Side Hustle is an ongoing series about how Greater Clevelanders, as part-time entrepreneurs, are making ends meet and following their passions. We’ve featured everyone from a baker who uses her profits to help human trafficking survivors to an accidental entrepreneur connecting more people of color with nature and Cleveland’s own Line Dance King. All carry a special devotion to that thing they do on the side.
Most Recent Side Hustle Features
As a gay man, Mikael Ellis has purposely decided to work at businesses that either primarily cater to LGBTQ+ patrons or have a large clientele from this community. Working at businesses serving queer people of various generations allows him to reflect on how he belongs to a bridge generation of LGBTQ+ rights.
Hi, I’m Mikael Ellis and I’m a bartender in Cleveland Ohio. I just started bartending within the last five years mostly to have a social life. And it turned out that I gained a community in that.
On a recent rainy Sunday evening, many of the storefronts on Larchmere Boulevard, near Shaker Square, are closed. They’ll awaken with the start of the workweek. But Larchmere Arts, a performance and cultural venue, is alive. The door opens and sound vibrates out onto the street of shops, restaurants and other small businesses.

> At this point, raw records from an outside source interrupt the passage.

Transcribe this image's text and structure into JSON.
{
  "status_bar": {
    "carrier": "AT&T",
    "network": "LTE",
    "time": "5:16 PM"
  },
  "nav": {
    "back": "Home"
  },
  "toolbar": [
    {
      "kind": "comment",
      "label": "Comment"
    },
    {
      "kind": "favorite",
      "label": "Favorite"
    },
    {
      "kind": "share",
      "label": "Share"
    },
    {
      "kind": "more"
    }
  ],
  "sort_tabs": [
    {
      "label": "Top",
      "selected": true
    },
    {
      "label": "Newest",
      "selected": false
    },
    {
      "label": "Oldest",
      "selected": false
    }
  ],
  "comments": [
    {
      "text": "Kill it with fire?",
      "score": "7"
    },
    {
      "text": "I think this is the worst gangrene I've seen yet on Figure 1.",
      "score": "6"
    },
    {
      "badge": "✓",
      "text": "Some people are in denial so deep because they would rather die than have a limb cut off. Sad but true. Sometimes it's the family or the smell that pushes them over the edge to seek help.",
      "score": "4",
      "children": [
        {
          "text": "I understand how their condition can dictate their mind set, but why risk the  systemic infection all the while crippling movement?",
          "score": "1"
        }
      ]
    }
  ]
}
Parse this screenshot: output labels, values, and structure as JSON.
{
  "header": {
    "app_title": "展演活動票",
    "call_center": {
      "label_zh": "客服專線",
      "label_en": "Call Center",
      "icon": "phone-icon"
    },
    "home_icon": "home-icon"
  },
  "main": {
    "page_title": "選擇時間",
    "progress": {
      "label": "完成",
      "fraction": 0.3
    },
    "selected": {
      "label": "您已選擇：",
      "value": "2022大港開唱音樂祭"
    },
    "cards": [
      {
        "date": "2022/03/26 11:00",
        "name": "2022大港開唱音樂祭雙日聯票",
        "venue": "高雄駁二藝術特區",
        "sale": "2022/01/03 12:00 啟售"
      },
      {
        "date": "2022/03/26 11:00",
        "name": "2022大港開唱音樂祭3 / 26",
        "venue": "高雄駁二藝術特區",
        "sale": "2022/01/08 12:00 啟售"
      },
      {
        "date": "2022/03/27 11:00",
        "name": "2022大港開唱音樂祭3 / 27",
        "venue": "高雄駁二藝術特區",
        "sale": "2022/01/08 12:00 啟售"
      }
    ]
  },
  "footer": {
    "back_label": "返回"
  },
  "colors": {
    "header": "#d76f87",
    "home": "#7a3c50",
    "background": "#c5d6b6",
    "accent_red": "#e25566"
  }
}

As an homage to the leathery meat snack, Melissa and Matt Trahan sell three flavors they say mimic the taste, struggle and satisfaction of eating the real thing.
Robert Johnson’s reputation and expertise attract hundreds of people weekly to his classes to learn dance steps and have fun.

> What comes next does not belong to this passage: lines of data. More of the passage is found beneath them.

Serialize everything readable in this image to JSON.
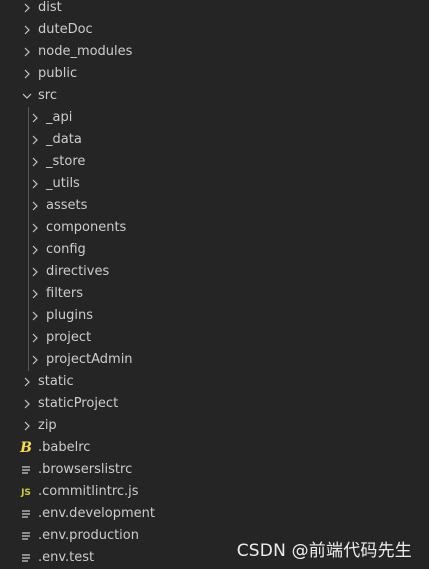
{
  "explorer": {
    "root_folders_top": [
      {
        "label": "dist",
        "expanded": false
      },
      {
        "label": "duteDoc",
        "expanded": false
      },
      {
        "label": "node_modules",
        "expanded": false
      },
      {
        "label": "public",
        "expanded": false
      }
    ],
    "src_folder": {
      "label": "src",
      "expanded": true,
      "children": [
        {
          "label": "_api",
          "expanded": false
        },
        {
          "label": "_data",
          "expanded": false
        },
        {
          "label": "_store",
          "expanded": false
        },
        {
          "label": "_utils",
          "expanded": false
        },
        {
          "label": "assets",
          "expanded": false
        },
        {
          "label": "components",
          "expanded": false
        },
        {
          "label": "config",
          "expanded": false
        },
        {
          "label": "directives",
          "expanded": false
        },
        {
          "label": "filters",
          "expanded": false
        },
        {
          "label": "plugins",
          "expanded": false
        },
        {
          "label": "project",
          "expanded": false
        },
        {
          "label": "projectAdmin",
          "expanded": false
        }
      ]
    },
    "root_folders_bottom": [
      {
        "label": "static",
        "expanded": false
      },
      {
        "label": "staticProject",
        "expanded": false
      },
      {
        "label": "zip",
        "expanded": false
      }
    ],
    "root_files": [
      {
        "label": ".babelrc",
        "icon": "babel-icon"
      },
      {
        "label": ".browserslistrc",
        "icon": "config-file-icon"
      },
      {
        "label": ".commitlintrc.js",
        "icon": "javascript-file-icon"
      },
      {
        "label": ".env.development",
        "icon": "config-file-icon"
      },
      {
        "label": ".env.production",
        "icon": "config-file-icon"
      },
      {
        "label": ".env.test",
        "icon": "config-file-icon"
      }
    ]
  },
  "icon_glyphs": {
    "babel": "B",
    "javascript": "JS"
  },
  "watermark": "CSDN @前端代码先生",
  "colors": {
    "background": "#252526",
    "text": "#cccccc",
    "chevron": "#c5c5c5",
    "indent_guide": "#585858",
    "babel_icon": "#f5da55",
    "js_icon": "#cbcb41",
    "config_icon": "#c5c5c5"
  }
}
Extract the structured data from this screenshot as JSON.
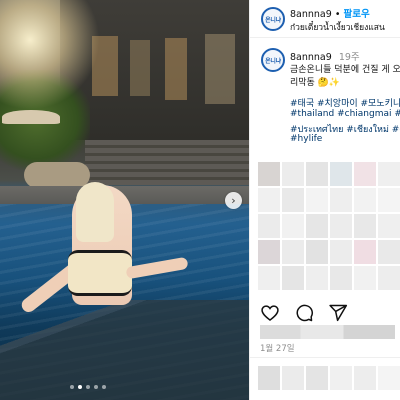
{
  "post": {
    "username": "8annna9",
    "separator": "•",
    "follow_label": "팔로우",
    "location": "ก๋วยเตี๋ยวน้ำเงี้ยวเชียงแสน",
    "avatar_logo_text": "온니냐"
  },
  "caption": {
    "username": "8annna9",
    "time_ago": "19주",
    "line1": "금손온니들 덕분에 건질 게 오",
    "line2": "리막동 🤔✨",
    "hashtags_line1": "#태국 #치앙마이 #모노키니 #",
    "hashtags_line2": "#thailand #chiangmai #hot",
    "hashtags_line3": "#ประเทศไทย #เชียงใหม่ #ตั๊ก",
    "hashtags_line4": "#hylife"
  },
  "photo": {
    "next_glyph": "›",
    "carousel_dots": 5,
    "active_dot": 1
  },
  "actions": {
    "icons": [
      "heart-icon",
      "comment-icon",
      "share-icon"
    ]
  },
  "meta": {
    "date": "1월 27일"
  },
  "colors": {
    "follow": "#0095f6",
    "hashtag": "#00376b",
    "muted": "#8e8e8e",
    "avatar_ring": "#1d5fb0"
  }
}
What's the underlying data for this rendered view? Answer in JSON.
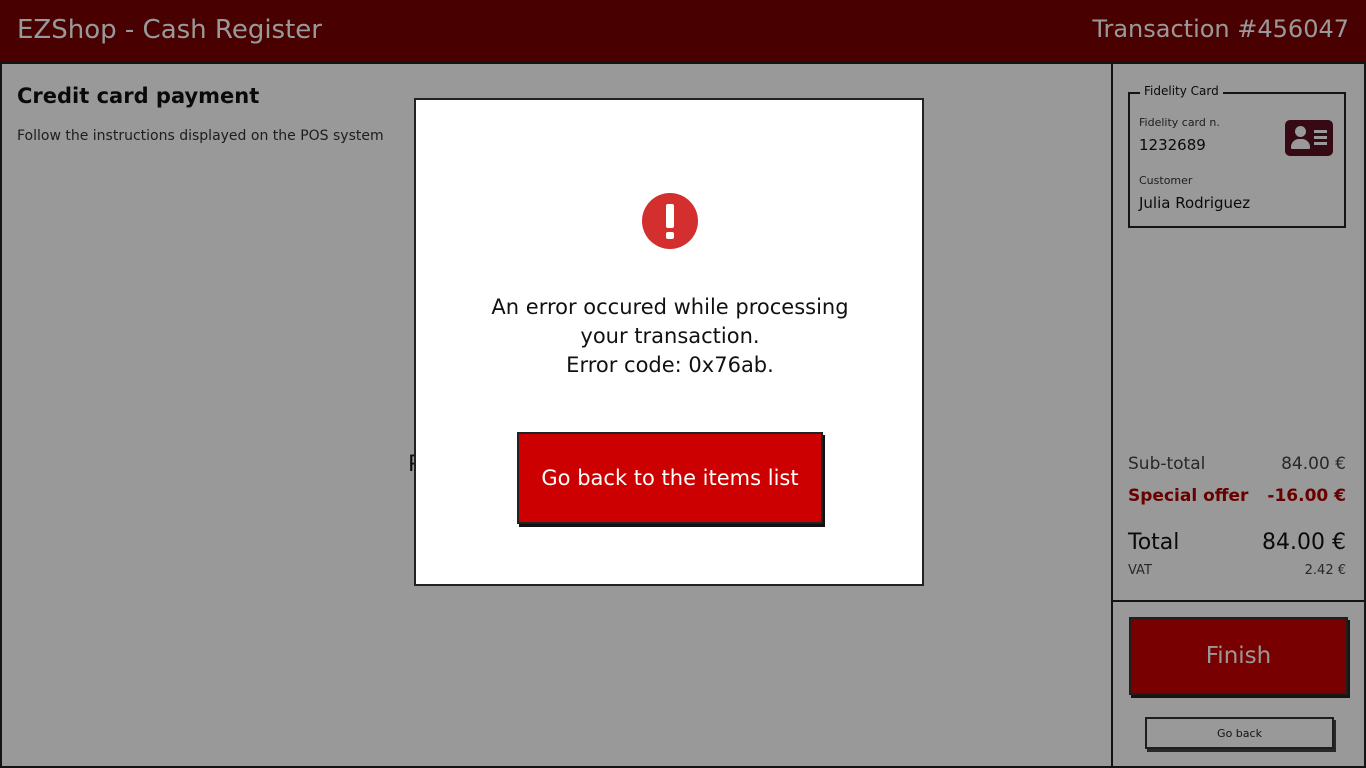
{
  "header": {
    "title": "EZShop - Cash Register",
    "transaction": "Transaction #456047"
  },
  "main": {
    "heading": "Credit card payment",
    "instructions": "Follow the instructions displayed on the POS system",
    "partial_text": "P"
  },
  "fidelity_card": {
    "legend": "Fidelity Card",
    "card_number_label": "Fidelity card n.",
    "card_number": "1232689",
    "customer_label": "Customer",
    "customer_name": "Julia Rodriguez",
    "icon": "id-card-icon"
  },
  "totals": {
    "subtotal_label": "Sub-total",
    "subtotal_value": "84.00 €",
    "special_offer_label": "Special offer",
    "special_offer_value": "-16.00 €",
    "total_label": "Total",
    "total_value": "84.00 €",
    "vat_label": "VAT",
    "vat_value": "2.42 €"
  },
  "actions": {
    "finish_label": "Finish",
    "go_back_label": "Go back"
  },
  "modal": {
    "icon": "error-icon",
    "message_lines": [
      "An error occured while processing",
      "your transaction.",
      "Error code: 0x76ab."
    ],
    "button_label": "Go back to the items list"
  },
  "colors": {
    "header_bg": "#7a0000",
    "primary_button": "#cc0000",
    "special_offer_text": "#b00000",
    "error_icon": "#d32f2f",
    "card_icon": "#5a0f22",
    "overlay": "rgba(0,0,0,0.4)"
  }
}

The part-time bakery is her Side Hustle, which is connected to a larger mission. She donates a portion of the profits to organizations that support human trafficking survivors.
Kimberly Woodford didn’t set out to become an entrepreneur when she started Journey On Yonder in 2018.

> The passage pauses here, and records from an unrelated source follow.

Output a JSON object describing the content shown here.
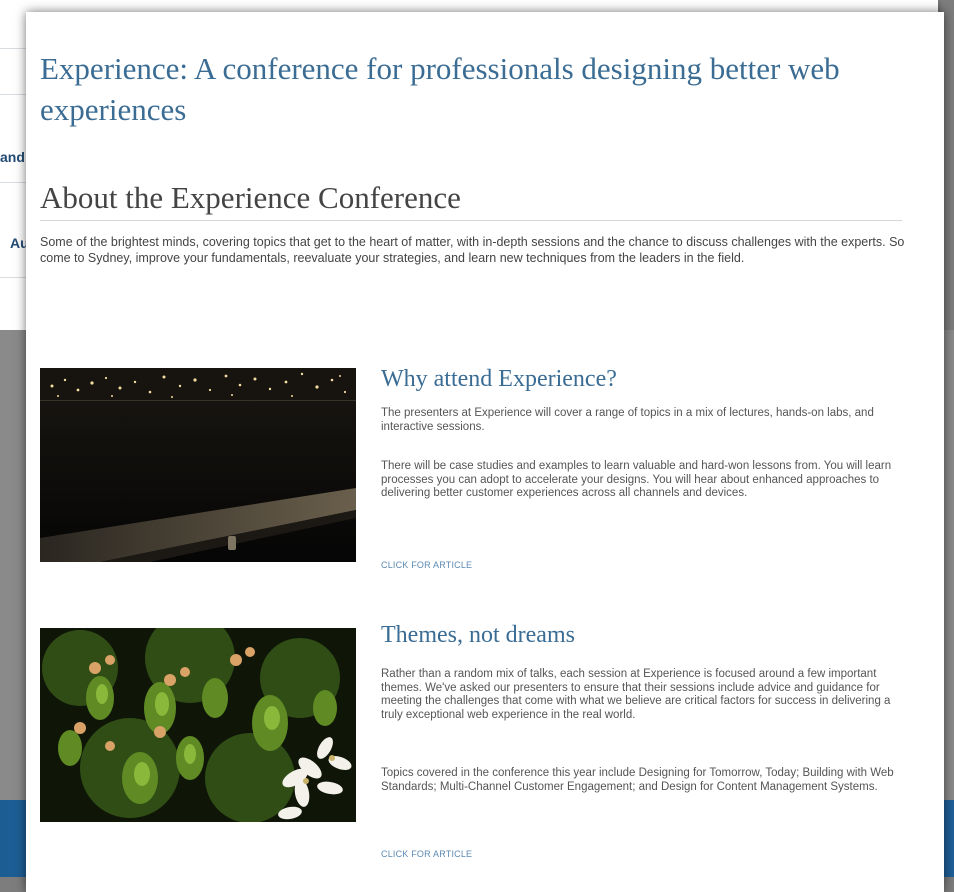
{
  "background": {
    "text_and": "and",
    "text_au": "Au"
  },
  "page": {
    "title": "Experience: A conference for professionals designing better web experiences",
    "section_title": "About the Experience Conference",
    "intro": "Some of the brightest minds, covering topics that get to the heart of matter, with in-depth sessions and the chance to discuss challenges with the experts. So come to Sydney, improve your fundamentals, reevaluate your strategies, and learn new techniques from the leaders in the field."
  },
  "cards": [
    {
      "title": "Why attend Experience?",
      "paragraphs": [
        "The presenters at Experience will cover a range of topics in a mix of lectures, hands-on labs, and interactive sessions.",
        "There will be case studies and examples to learn valuable and hard-won lessons from. You will learn processes you can adopt to accelerate your designs. You will hear about enhanced approaches to delivering better customer experiences across all channels and devices."
      ],
      "link": "CLICK FOR ARTICLE"
    },
    {
      "title": "Themes, not dreams",
      "paragraphs": [
        "Rather than a random mix of talks, each session at Experience is focused around a few important themes. We've asked our presenters to ensure that their sessions include advice and guidance for meeting the challenges that come with what we believe are critical factors for success in delivering a truly exceptional web experience in the real world.",
        "Topics covered in the conference this year include Designing for Tomorrow, Today; Building with Web Standards; Multi-Channel Customer Engagement; and Design for Content Management Systems."
      ],
      "link": "CLICK FOR ARTICLE"
    }
  ],
  "colors": {
    "heading_blue": "#3a6c94",
    "section_gray": "#444444",
    "link_blue": "#5b8ab3",
    "band_blue": "#1f5f98"
  }
}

Share your side hustle with the Signal Cleveland
Olivera Perkins, Signal Cleveland’s economics reporter, will review your story. Please fill out this form: